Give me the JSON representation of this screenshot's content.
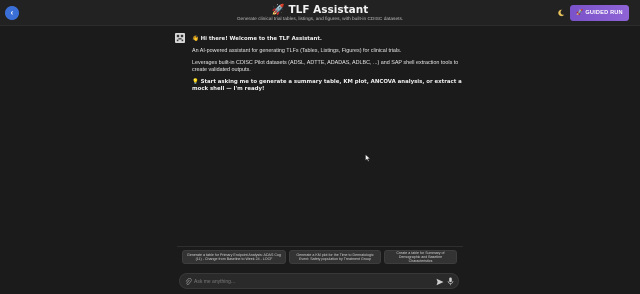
{
  "header": {
    "back_glyph": "‹",
    "title": "🚀 TLF Assistant",
    "subtitle": "Generate clinical trial tables, listings, and figures, with built-in CDISC datasets.",
    "guided_run_label": "GUIDED RUN",
    "guided_run_icon": "🚀"
  },
  "colors": {
    "background": "#1b1b1b",
    "header": "#222222",
    "accent_blue": "#3b6fd8",
    "accent_purple": "#8f63d6"
  },
  "icons": {
    "back": "chevron-left-icon",
    "theme": "moon-icon",
    "avatar": "bot-avatar-icon",
    "attach": "paperclip-icon",
    "send": "send-icon",
    "mic": "microphone-icon"
  },
  "message": {
    "greeting": "👋 Hi there! Welcome to the TLF Assistant.",
    "intro": "An AI-powered assistant for generating TLFs (Tables, Listings, Figures) for clinical trials.",
    "leverages": "Leverages built-in CDISC Pilot datasets (ADSL, ADTTE, ADADAS, ADLBC, ...) and SAP shell extraction tools to create validated outputs.",
    "cta": "💡 Start asking me to generate a summary table, KM plot, ANCOVA analysis, or extract a mock shell — I'm ready!"
  },
  "suggestions": [
    "Generate a table for Primary Endpoint Analysis: ADAS Cog (11) - Change from Baseline to Week 24 - LOCF",
    "Generate a KM plot for the Time to Dermatologic Event: Safety population by Treatment Group",
    "Create a table for Summary of Demographic and Baseline Characteristics"
  ],
  "input": {
    "placeholder": "Ask me anything...",
    "value": ""
  }
}
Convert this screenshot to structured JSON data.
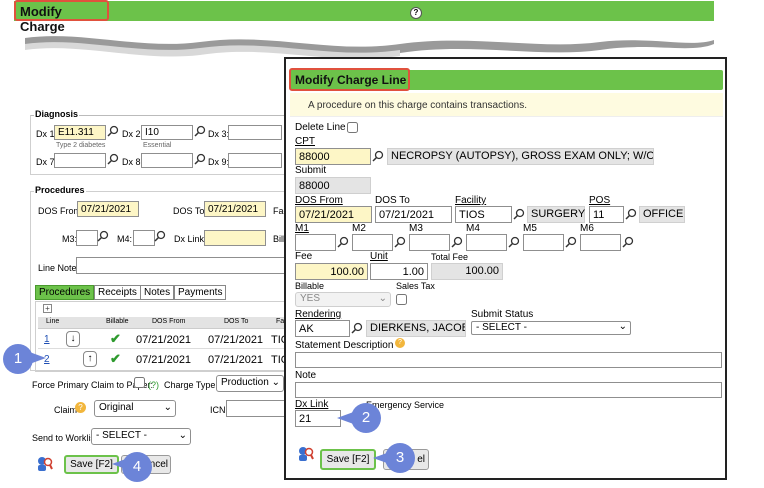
{
  "background": {
    "title": "Modify Charge",
    "help": "?",
    "diagnosis": {
      "legend": "Diagnosis",
      "dx1_label": "Dx 1:",
      "dx1_value": "E11.311",
      "dx1_desc": "Type 2 diabetes",
      "dx2_label": "Dx 2:",
      "dx2_value": "I10",
      "dx2_desc": "Essential",
      "dx3_label": "Dx 3:",
      "dx7_label": "Dx 7:",
      "dx8_label": "Dx 8:",
      "dx9_label": "Dx 9:"
    },
    "procedures": {
      "legend": "Procedures",
      "dos_from_label": "DOS From:",
      "dos_from_value": "07/21/2021",
      "dos_to_label": "DOS To:",
      "dos_to_value": "07/21/2021",
      "fac_label": "Fac",
      "m3_label": "M3:",
      "m4_label": "M4:",
      "dxlink_label": "Dx Link:",
      "bill_label": "Bill",
      "line_note_label": "Line Note:",
      "tabs": [
        "Procedures",
        "Receipts",
        "Notes",
        "Payments"
      ],
      "plus": "+",
      "columns": [
        "Line",
        "",
        "Billable",
        "DOS From",
        "DOS To",
        "Fa"
      ],
      "rows": [
        {
          "line": "1",
          "dos_from": "07/21/2021",
          "dos_to": "07/21/2021",
          "fac": "TIO"
        },
        {
          "line": "2",
          "dos_from": "07/21/2021",
          "dos_to": "07/21/2021",
          "fac": "TIO"
        }
      ]
    },
    "force_label": "Force Primary Claim to Paper:",
    "force_help": "(?)",
    "charge_type_label": "Charge Type:",
    "charge_type_value": "Production",
    "claim_label": "Claim",
    "claim_value": "Original",
    "icn_label": "ICN:",
    "worklist_label": "Send to Worklist:",
    "worklist_value": "- SELECT -",
    "save_label": "Save [F2]",
    "cancel_label": "ncel"
  },
  "dialog": {
    "title": "Modify Charge Line",
    "notice": "A procedure on this charge contains transactions.",
    "delete_line_label": "Delete Line",
    "cpt_label": "CPT",
    "cpt_value": "88000",
    "cpt_desc": "NECROPSY (AUTOPSY), GROSS EXAM ONLY; W/O...",
    "submit_label": "Submit",
    "submit_value": "88000",
    "dos_from_label": "DOS From",
    "dos_from_value": "07/21/2021",
    "dos_to_label": "DOS To",
    "dos_to_value": "07/21/2021",
    "facility_label": "Facility",
    "facility_value": "TIOS",
    "facility_desc": "SURGERY",
    "pos_label": "POS",
    "pos_value": "11",
    "pos_desc": "OFFICE",
    "mods": [
      "M1",
      "M2",
      "M3",
      "M4",
      "M5",
      "M6"
    ],
    "fee_label": "Fee",
    "fee_value": "100.00",
    "unit_label": "Unit",
    "unit_value": "1.00",
    "total_fee_label": "Total Fee",
    "total_fee_value": "100.00",
    "billable_label": "Billable",
    "billable_value": "YES",
    "sales_tax_label": "Sales Tax",
    "rendering_label": "Rendering",
    "rendering_value": "AK",
    "rendering_desc": "DIERKENS, JACOB",
    "submit_status_label": "Submit Status",
    "submit_status_value": "- SELECT -",
    "statement_desc_label": "Statement Description",
    "note_label": "Note",
    "dx_link_label": "Dx Link",
    "dx_link_value": "21",
    "emergency_label": "Emergency Service",
    "save_label": "Save [F2]",
    "cancel_label": "el"
  },
  "callouts": [
    "1",
    "2",
    "3",
    "4"
  ],
  "colors": {
    "green": "#6cc24a",
    "highlight": "#e0513d",
    "callout": "#6c84d8",
    "yellow": "#fdf6c6"
  }
}
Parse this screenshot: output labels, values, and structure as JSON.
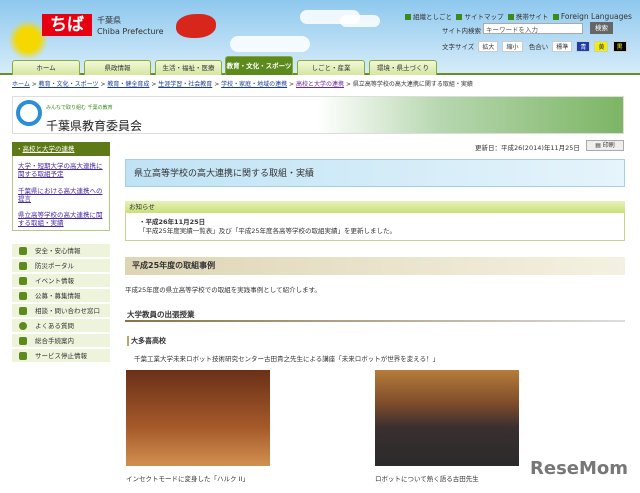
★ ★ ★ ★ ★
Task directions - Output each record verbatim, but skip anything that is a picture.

Answer below -
Give me the JSON representation of this screenshot's content.
{
  "header": {
    "back_glyph": "‹",
    "title": "🚀 TLF Assistant",
    "subtitle": "Generate clinical trial tables, listings, and figures, with built-in CDISC datasets.",
    "guided_run_label": "GUIDED RUN",
    "guided_run_icon": "🚀"
  },
  "colors": {
    "background": "#1b1b1b",
    "header": "#222222",
    "accent_blue": "#3b6fd8",
    "accent_purple": "#8f63d6"
  },
  "icons": {
    "back": "chevron-left-icon",
    "theme": "moon-icon",
    "avatar": "bot-avatar-icon",
    "attach": "paperclip-icon",
    "send": "send-icon",
    "mic": "microphone-icon"
  },
  "message": {
    "greeting": "👋 Hi there! Welcome to the TLF Assistant.",
    "intro": "An AI-powered assistant for generating TLFs (Tables, Listings, Figures) for clinical trials.",
    "leverages": "Leverages built-in CDISC Pilot datasets (ADSL, ADTTE, ADADAS, ADLBC, ...) and SAP shell extraction tools to create validated outputs.",
    "cta": "💡 Start asking me to generate a summary table, KM plot, ANCOVA analysis, or extract a mock shell — I'm ready!"
  },
  "suggestions": [
    "Generate a table for Primary Endpoint Analysis: ADAS Cog (11) - Change from Baseline to Week 24 - LOCF",
    "Generate a KM plot for the Time to Dermatologic Event: Safety population by Treatment Group",
    "Create a table for Summary of Demographic and Baseline Characteristics"
  ],
  "input": {
    "placeholder": "Ask me anything...",
    "value": ""
  }
}
Convert this screenshot to structured JSON data.
{
  "background": {
    "title": "Modify Charge",
    "help": "?",
    "diagnosis": {
      "legend": "Diagnosis",
      "dx1_label": "Dx 1:",
      "dx1_value": "E11.311",
      "dx1_desc": "Type 2 diabetes",
      "dx2_label": "Dx 2:",
      "dx2_value": "I10",
      "dx2_desc": "Essential",
      "dx3_label": "Dx 3:",
      "dx7_label": "Dx 7:",
      "dx8_label": "Dx 8:",
      "dx9_label": "Dx 9:"
    },
    "procedures": {
      "legend": "Procedures",
      "dos_from_label": "DOS From:",
      "dos_from_value": "07/21/2021",
      "dos_to_label": "DOS To:",
      "dos_to_value": "07/21/2021",
      "fac_label": "Fac",
      "m3_label": "M3:",
      "m4_label": "M4:",
      "dxlink_label": "Dx Link:",
      "bill_label": "Bill",
      "line_note_label": "Line Note:",
      "tabs": [
        "Procedures",
        "Receipts",
        "Notes",
        "Payments"
      ],
      "plus": "+",
      "columns": [
        "Line",
        "",
        "Billable",
        "DOS From",
        "DOS To",
        "Fa"
      ],
      "rows": [
        {
          "line": "1",
          "dos_from": "07/21/2021",
          "dos_to": "07/21/2021",
          "fac": "TIO"
        },
        {
          "line": "2",
          "dos_from": "07/21/2021",
          "dos_to": "07/21/2021",
          "fac": "TIO"
        }
      ]
    },
    "force_label": "Force Primary Claim to Paper:",
    "force_help": "(?)",
    "charge_type_label": "Charge Type:",
    "charge_type_value": "Production",
    "claim_label": "Claim",
    "claim_value": "Original",
    "icn_label": "ICN:",
    "worklist_label": "Send to Worklist:",
    "worklist_value": "- SELECT -",
    "save_label": "Save [F2]",
    "cancel_label": "ncel"
  },
  "dialog": {
    "title": "Modify Charge Line",
    "notice": "A procedure on this charge contains transactions.",
    "delete_line_label": "Delete Line",
    "cpt_label": "CPT",
    "cpt_value": "88000",
    "cpt_desc": "NECROPSY (AUTOPSY), GROSS EXAM ONLY; W/O...",
    "submit_label": "Submit",
    "submit_value": "88000",
    "dos_from_label": "DOS From",
    "dos_from_value": "07/21/2021",
    "dos_to_label": "DOS To",
    "dos_to_value": "07/21/2021",
    "facility_label": "Facility",
    "facility_value": "TIOS",
    "facility_desc": "SURGERY",
    "pos_label": "POS",
    "pos_value": "11",
    "pos_desc": "OFFICE",
    "mods": [
      "M1",
      "M2",
      "M3",
      "M4",
      "M5",
      "M6"
    ],
    "fee_label": "Fee",
    "fee_value": "100.00",
    "unit_label": "Unit",
    "unit_value": "1.00",
    "total_fee_label": "Total Fee",
    "total_fee_value": "100.00",
    "billable_label": "Billable",
    "billable_value": "YES",
    "sales_tax_label": "Sales Tax",
    "rendering_label": "Rendering",
    "rendering_value": "AK",
    "rendering_desc": "DIERKENS, JACOB",
    "submit_status_label": "Submit Status",
    "submit_status_value": "- SELECT -",
    "statement_desc_label": "Statement Description",
    "note_label": "Note",
    "dx_link_label": "Dx Link",
    "dx_link_value": "21",
    "emergency_label": "Emergency Service",
    "save_label": "Save [F2]",
    "cancel_label": "el"
  },
  "callouts": [
    "1",
    "2",
    "3",
    "4"
  ],
  "colors": {
    "green": "#6cc24a",
    "highlight": "#e0513d",
    "callout": "#6c84d8",
    "yellow": "#fdf6c6"
  }
}
Parse this screenshot: output labels, values, and structure as JSON.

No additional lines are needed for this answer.